» What to do:
The whole listing below is to be copied exactly, with every picture left out.
....
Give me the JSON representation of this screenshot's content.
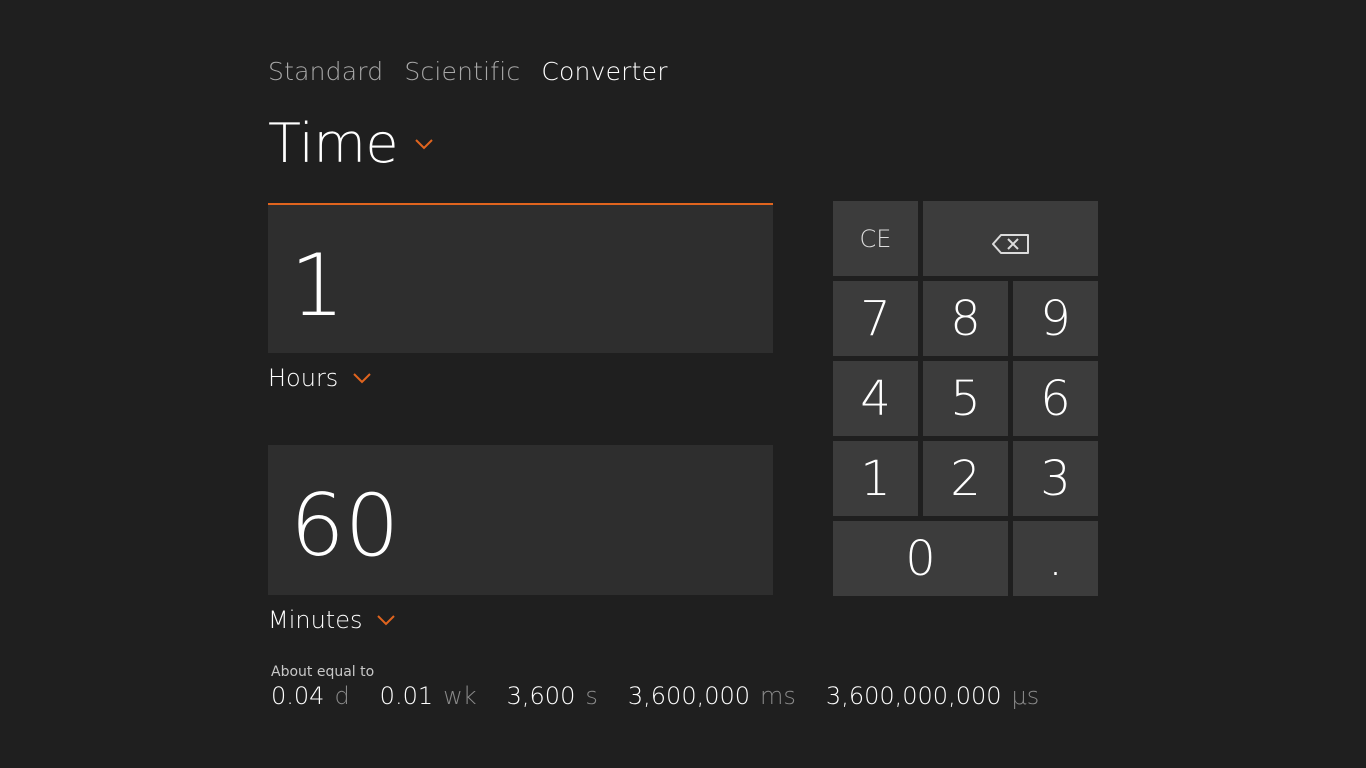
{
  "tabs": [
    {
      "label": "Standard",
      "active": false
    },
    {
      "label": "Scientific",
      "active": false
    },
    {
      "label": "Converter",
      "active": true
    }
  ],
  "category": {
    "label": "Time",
    "icon": "chevron-down-icon"
  },
  "input": {
    "value": "1",
    "unit": "Hours"
  },
  "output": {
    "value": "60",
    "unit": "Minutes"
  },
  "equivalents": {
    "label": "About equal to",
    "items": [
      {
        "value": "0.04",
        "unit": "d"
      },
      {
        "value": "0.01",
        "unit": "wk"
      },
      {
        "value": "3,600",
        "unit": "s"
      },
      {
        "value": "3,600,000",
        "unit": "ms"
      },
      {
        "value": "3,600,000,000",
        "unit": "μs"
      }
    ]
  },
  "keypad": {
    "ce": "CE",
    "backspace_icon": "backspace-icon",
    "k7": "7",
    "k8": "8",
    "k9": "9",
    "k4": "4",
    "k5": "5",
    "k6": "6",
    "k1": "1",
    "k2": "2",
    "k3": "3",
    "k0": "0",
    "dot": "."
  },
  "colors": {
    "background": "#1f1f1f",
    "accent": "#e0641e",
    "box": "#2e2e2e",
    "key": "#3c3c3c"
  }
}
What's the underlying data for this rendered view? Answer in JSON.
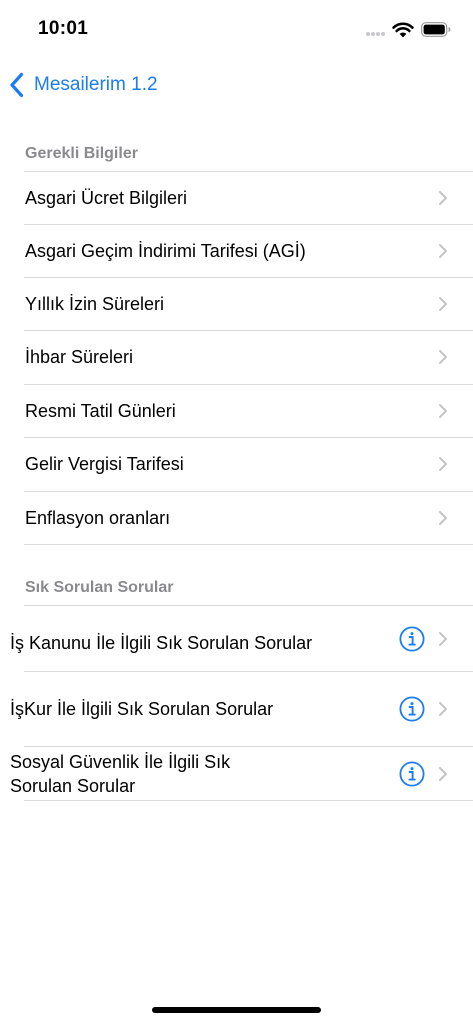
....
» Answer box:
Give me the JSON representation of this screenshot's content.
{
  "tabs": [
    {
      "label": "Standard",
      "active": false
    },
    {
      "label": "Scientific",
      "active": false
    },
    {
      "label": "Converter",
      "active": true
    }
  ],
  "category": {
    "label": "Time",
    "icon": "chevron-down-icon"
  },
  "input": {
    "value": "1",
    "unit": "Hours"
  },
  "output": {
    "value": "60",
    "unit": "Minutes"
  },
  "equivalents": {
    "label": "About equal to",
    "items": [
      {
        "value": "0.04",
        "unit": "d"
      },
      {
        "value": "0.01",
        "unit": "wk"
      },
      {
        "value": "3,600",
        "unit": "s"
      },
      {
        "value": "3,600,000",
        "unit": "ms"
      },
      {
        "value": "3,600,000,000",
        "unit": "μs"
      }
    ]
  },
  "keypad": {
    "ce": "CE",
    "backspace_icon": "backspace-icon",
    "k7": "7",
    "k8": "8",
    "k9": "9",
    "k4": "4",
    "k5": "5",
    "k6": "6",
    "k1": "1",
    "k2": "2",
    "k3": "3",
    "k0": "0",
    "dot": "."
  },
  "colors": {
    "background": "#1f1f1f",
    "accent": "#e0641e",
    "box": "#2e2e2e",
    "key": "#3c3c3c"
  }
}
What's the underlying data for this rendered view? Answer in JSON.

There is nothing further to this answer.